Working with Pro Bono Economics: Will Brett, specialist in community-led national policy campaigns
Will Brett has been, among other things, Director of Communications at the New Economics Foundation and Head of Campaigns at the Electoral Reform Society.
Can you tell us a little about the campaigning work you were doing and what you were looking to achieve?
I was and am working closely with Power to Change, the charitable trust that supports and develops community businesses. We are seeking to leverage our influence and networks to win serious policy commitments from Government to help communities take on more ownership and control of their own high streets.
How did you come into contact with Pro Bono Economics?
Power to Change had been heavily engaged with much of Pro Bono Economics’ own community-focused work for a while, and felt that the team there could potentially support our prospective campaign via the provision of some analytical work.
Were you familiar with Pro Bono Economics’ work beforehand?
I’d heard the name before but not massively. But I had introductory conversations with their Director of Public Affairs and Chief Economist. They talked me through how the charity worked, and its traditional way of supporting charities.
Did a formal project then follow-on from your initial conversations?
Not quite. Unfortunately the project pipeline for Pro Bono Economics at that time was completely full, so there just wasn’t the capacity for a ‘normal’ project if you like.
What they did do however was put the call out to their network of 500-odd volunteer economists, explaining what I was after, what expertise would be most beneficial to our campaign, and urging anyone who might be able to help to get in touch.
What was the response like?
Fantastic. I got offers of help from all corners, including some very senior economists from very serious outfits. The follow-up conversations helped me understand the kind of evidence that was out there when it came to understanding UK high streets.
How would you sum up your engagement with Pro Bono Economics?
It was great. Even after it became clear that a more standard project, the kind they normally do for charities, would not be possible they still went out of their way to help connect me with some really impressive and helpful people.
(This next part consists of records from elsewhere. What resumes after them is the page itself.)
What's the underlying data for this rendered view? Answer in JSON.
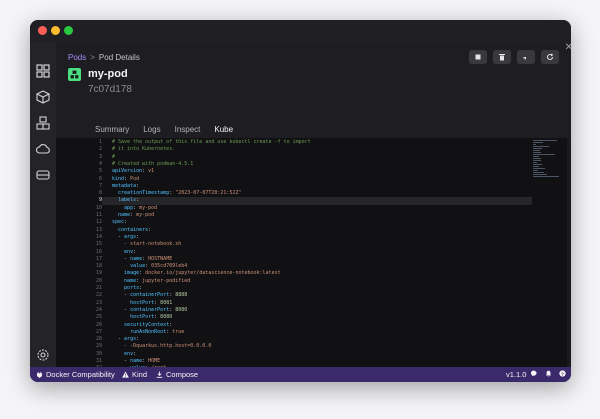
{
  "breadcrumb": {
    "root": "Pods",
    "separator": ">",
    "current": "Pod Details"
  },
  "pod": {
    "name": "my-pod",
    "id": "7c07d178"
  },
  "tabs": [
    {
      "label": "Summary",
      "active": false
    },
    {
      "label": "Logs",
      "active": false
    },
    {
      "label": "Inspect",
      "active": false
    },
    {
      "label": "Kube",
      "active": true
    }
  ],
  "actions": [
    "stop-icon",
    "trash-icon",
    "rocket-icon",
    "refresh-icon"
  ],
  "editor": {
    "current_line": 9,
    "lines": [
      "# Save the output of this file and use kubectl create -f to import",
      "# it into Kubernetes.",
      "#",
      "# Created with podman-4.5.1",
      "apiVersion: v1",
      "kind: Pod",
      "metadata:",
      "  creationTimestamp: \"2023-07-07T20:21:52Z\"",
      "  labels:",
      "    app: my-pod",
      "  name: my-pod",
      "spec:",
      "  containers:",
      "  - args:",
      "    - start-notebook.sh",
      "    env:",
      "    - name: HOSTNAME",
      "      value: 035cd709leb4",
      "    image: docker.io/jupyter/datascience-notebook:latest",
      "    name: jupyter-podified",
      "    ports:",
      "    - containerPort: 8888",
      "      hostPort: 8081",
      "    - containerPort: 8080",
      "      hostPort: 8080",
      "    securityContext:",
      "      runAsNonRoot: true",
      "  - args:",
      "    - -Dquarkus.http.host=0.0.0.0",
      "    env:",
      "    - name: HOME",
      "      value: /root"
    ]
  },
  "statusbar": {
    "left": [
      {
        "icon": "plug-icon",
        "label": "Docker Compatibility"
      },
      {
        "icon": "warning-icon",
        "label": "Kind"
      },
      {
        "icon": "download-icon",
        "label": "Compose"
      }
    ],
    "version": "v1.1.0"
  },
  "colors": {
    "accent": "#a78bfa",
    "statusbar": "#3b2a6b",
    "pod_icon": "#4ade80"
  }
}
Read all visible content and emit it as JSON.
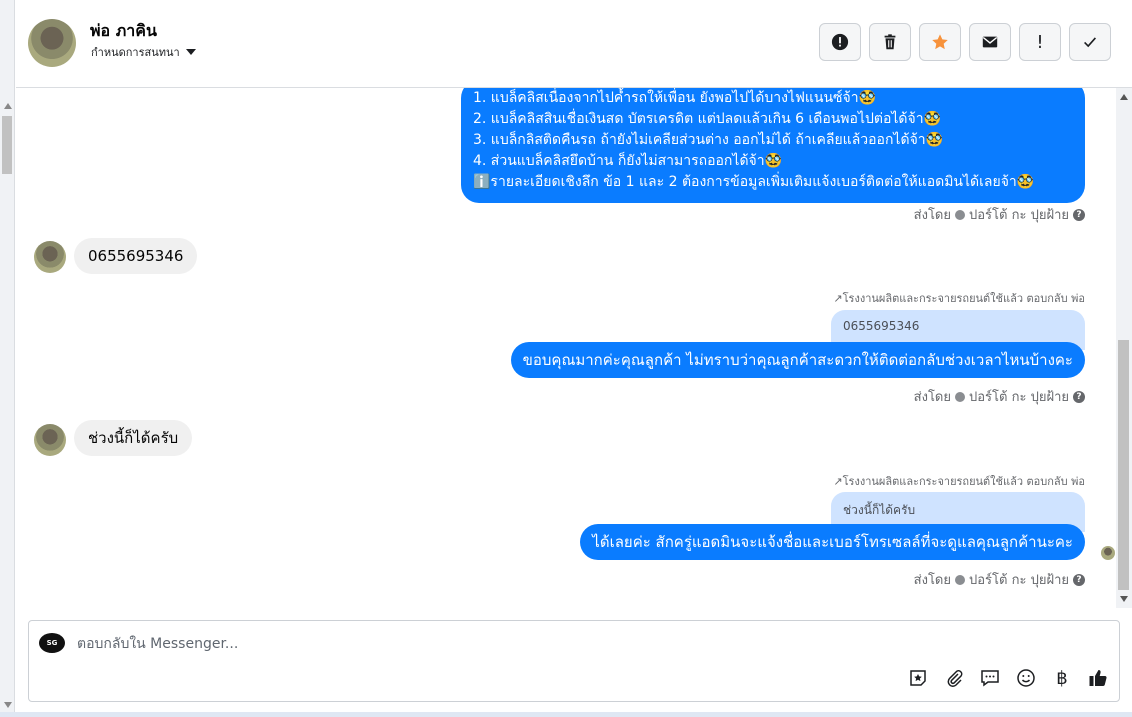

Moreover, I think the value policy campaigns can generally derive from better understanding and utilising the available data and evidence is still underappreciated. This is an area where Pro Bono Economics can definitely help.